# Exercise
Type the listing below out again exactly. No images.

# Excerpted data
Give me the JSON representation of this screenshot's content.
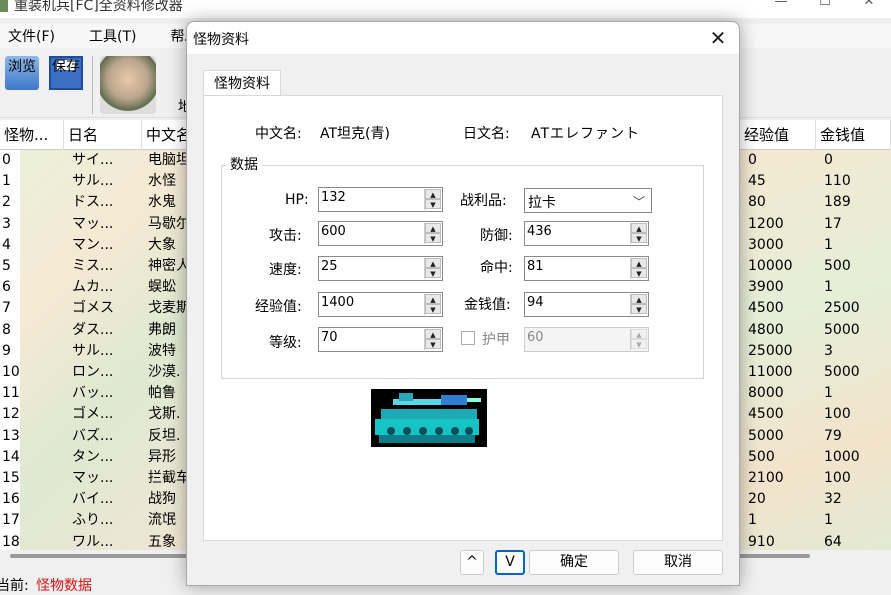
{
  "app": {
    "title": "重装机兵[FC]全资料修改器",
    "menu": [
      "文件(F)",
      "工具(T)",
      "帮助"
    ],
    "toolbar": {
      "browse": "浏览",
      "save": "保存",
      "cut_label": "地"
    }
  },
  "table": {
    "headers": [
      "怪物...",
      "日名",
      "中文名",
      "经验值",
      "金钱值"
    ],
    "rows": [
      {
        "id": "0",
        "jp": "サイ...",
        "cn": "电脑坦",
        "exp": "0",
        "gold": "0"
      },
      {
        "id": "1",
        "jp": "サル...",
        "cn": "水怪",
        "exp": "45",
        "gold": "110"
      },
      {
        "id": "2",
        "jp": "ドス...",
        "cn": "水鬼",
        "exp": "80",
        "gold": "189"
      },
      {
        "id": "3",
        "jp": "マッ...",
        "cn": "马歇尔",
        "exp": "1200",
        "gold": "17"
      },
      {
        "id": "4",
        "jp": "マン...",
        "cn": "大象",
        "exp": "3000",
        "gold": "1"
      },
      {
        "id": "5",
        "jp": "ミス...",
        "cn": "神密人",
        "exp": "10000",
        "gold": "500"
      },
      {
        "id": "6",
        "jp": "ムカ...",
        "cn": "蜈蚣",
        "exp": "3900",
        "gold": "1"
      },
      {
        "id": "7",
        "jp": "ゴメス",
        "cn": "戈麦斯",
        "exp": "4500",
        "gold": "2500"
      },
      {
        "id": "8",
        "jp": "ダス...",
        "cn": "弗朗",
        "exp": "4800",
        "gold": "5000"
      },
      {
        "id": "9",
        "jp": "サル...",
        "cn": "波特",
        "exp": "25000",
        "gold": "3"
      },
      {
        "id": "10",
        "jp": "ロン...",
        "cn": "沙漠.",
        "exp": "11000",
        "gold": "5000"
      },
      {
        "id": "11",
        "jp": "バッ...",
        "cn": "帕鲁",
        "exp": "8000",
        "gold": "1"
      },
      {
        "id": "12",
        "jp": "ゴメ...",
        "cn": "戈斯.",
        "exp": "4500",
        "gold": "100"
      },
      {
        "id": "13",
        "jp": "バズ...",
        "cn": "反坦.",
        "exp": "5000",
        "gold": "79"
      },
      {
        "id": "14",
        "jp": "タン...",
        "cn": "异形",
        "exp": "500",
        "gold": "1000"
      },
      {
        "id": "15",
        "jp": "マッ...",
        "cn": "拦截车",
        "exp": "2100",
        "gold": "100"
      },
      {
        "id": "16",
        "jp": "バイ...",
        "cn": "战狗",
        "exp": "20",
        "gold": "32"
      },
      {
        "id": "17",
        "jp": "ふり...",
        "cn": "流氓",
        "exp": "1",
        "gold": "1"
      },
      {
        "id": "18",
        "jp": "ワル...",
        "cn": "五象",
        "exp": "910",
        "gold": "64"
      }
    ]
  },
  "status": {
    "label": "当前:",
    "value": "怪物数据"
  },
  "dialog": {
    "title": "怪物资料",
    "tab": "怪物资料",
    "cn_name_label": "中文名:",
    "cn_name": "AT坦克(青)",
    "jp_name_label": "日文名:",
    "jp_name": "ATエレファント",
    "group_title": "数据",
    "fields": {
      "hp": {
        "label": "HP:",
        "value": "132"
      },
      "attack": {
        "label": "攻击:",
        "value": "600"
      },
      "speed": {
        "label": "速度:",
        "value": "25"
      },
      "exp": {
        "label": "经验值:",
        "value": "1400"
      },
      "level": {
        "label": "等级:",
        "value": "70"
      },
      "loot": {
        "label": "战利品:",
        "value": "拉卡"
      },
      "defense": {
        "label": "防御:",
        "value": "436"
      },
      "accuracy": {
        "label": "命中:",
        "value": "81"
      },
      "gold": {
        "label": "金钱值:",
        "value": "94"
      },
      "armor": {
        "label": "护甲",
        "value": "60",
        "checked": false
      }
    },
    "buttons": {
      "up": "^",
      "down": "V",
      "ok": "确定",
      "cancel": "取消"
    },
    "close": "✕"
  },
  "icons": {
    "browse": "folder-icon",
    "save": "floppy-disk-icon",
    "close": "close-icon"
  }
}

# Reply to the exercise
Give me the JSON representation of this screenshot's content.
{
  "app": {
    "title": "重装机兵[FC]全资料修改器",
    "menu": [
      "文件(F)",
      "工具(T)",
      "帮助"
    ],
    "toolbar": {
      "browse": "浏览",
      "save": "保存",
      "cut_label": "地"
    }
  },
  "table": {
    "headers": [
      "怪物...",
      "日名",
      "中文名",
      "经验值",
      "金钱值"
    ],
    "rows": [
      {
        "id": "0",
        "jp": "サイ...",
        "cn": "电脑坦",
        "exp": "0",
        "gold": "0"
      },
      {
        "id": "1",
        "jp": "サル...",
        "cn": "水怪",
        "exp": "45",
        "gold": "110"
      },
      {
        "id": "2",
        "jp": "ドス...",
        "cn": "水鬼",
        "exp": "80",
        "gold": "189"
      },
      {
        "id": "3",
        "jp": "マッ...",
        "cn": "马歇尔",
        "exp": "1200",
        "gold": "17"
      },
      {
        "id": "4",
        "jp": "マン...",
        "cn": "大象",
        "exp": "3000",
        "gold": "1"
      },
      {
        "id": "5",
        "jp": "ミス...",
        "cn": "神密人",
        "exp": "10000",
        "gold": "500"
      },
      {
        "id": "6",
        "jp": "ムカ...",
        "cn": "蜈蚣",
        "exp": "3900",
        "gold": "1"
      },
      {
        "id": "7",
        "jp": "ゴメス",
        "cn": "戈麦斯",
        "exp": "4500",
        "gold": "2500"
      },
      {
        "id": "8",
        "jp": "ダス...",
        "cn": "弗朗",
        "exp": "4800",
        "gold": "5000"
      },
      {
        "id": "9",
        "jp": "サル...",
        "cn": "波特",
        "exp": "25000",
        "gold": "3"
      },
      {
        "id": "10",
        "jp": "ロン...",
        "cn": "沙漠.",
        "exp": "11000",
        "gold": "5000"
      },
      {
        "id": "11",
        "jp": "バッ...",
        "cn": "帕鲁",
        "exp": "8000",
        "gold": "1"
      },
      {
        "id": "12",
        "jp": "ゴメ...",
        "cn": "戈斯.",
        "exp": "4500",
        "gold": "100"
      },
      {
        "id": "13",
        "jp": "バズ...",
        "cn": "反坦.",
        "exp": "5000",
        "gold": "79"
      },
      {
        "id": "14",
        "jp": "タン...",
        "cn": "异形",
        "exp": "500",
        "gold": "1000"
      },
      {
        "id": "15",
        "jp": "マッ...",
        "cn": "拦截车",
        "exp": "2100",
        "gold": "100"
      },
      {
        "id": "16",
        "jp": "バイ...",
        "cn": "战狗",
        "exp": "20",
        "gold": "32"
      },
      {
        "id": "17",
        "jp": "ふり...",
        "cn": "流氓",
        "exp": "1",
        "gold": "1"
      },
      {
        "id": "18",
        "jp": "ワル...",
        "cn": "五象",
        "exp": "910",
        "gold": "64"
      }
    ]
  },
  "status": {
    "label": "当前:",
    "value": "怪物数据"
  },
  "dialog": {
    "title": "怪物资料",
    "tab": "怪物资料",
    "cn_name_label": "中文名:",
    "cn_name": "AT坦克(青)",
    "jp_name_label": "日文名:",
    "jp_name": "ATエレファント",
    "group_title": "数据",
    "fields": {
      "hp": {
        "label": "HP:",
        "value": "132"
      },
      "attack": {
        "label": "攻击:",
        "value": "600"
      },
      "speed": {
        "label": "速度:",
        "value": "25"
      },
      "exp": {
        "label": "经验值:",
        "value": "1400"
      },
      "level": {
        "label": "等级:",
        "value": "70"
      },
      "loot": {
        "label": "战利品:",
        "value": "拉卡"
      },
      "defense": {
        "label": "防御:",
        "value": "436"
      },
      "accuracy": {
        "label": "命中:",
        "value": "81"
      },
      "gold": {
        "label": "金钱值:",
        "value": "94"
      },
      "armor": {
        "label": "护甲",
        "value": "60",
        "checked": false
      }
    },
    "buttons": {
      "up": "^",
      "down": "V",
      "ok": "确定",
      "cancel": "取消"
    },
    "close": "✕"
  },
  "icons": {
    "browse": "folder-icon",
    "save": "floppy-disk-icon",
    "close": "close-icon"
  }
}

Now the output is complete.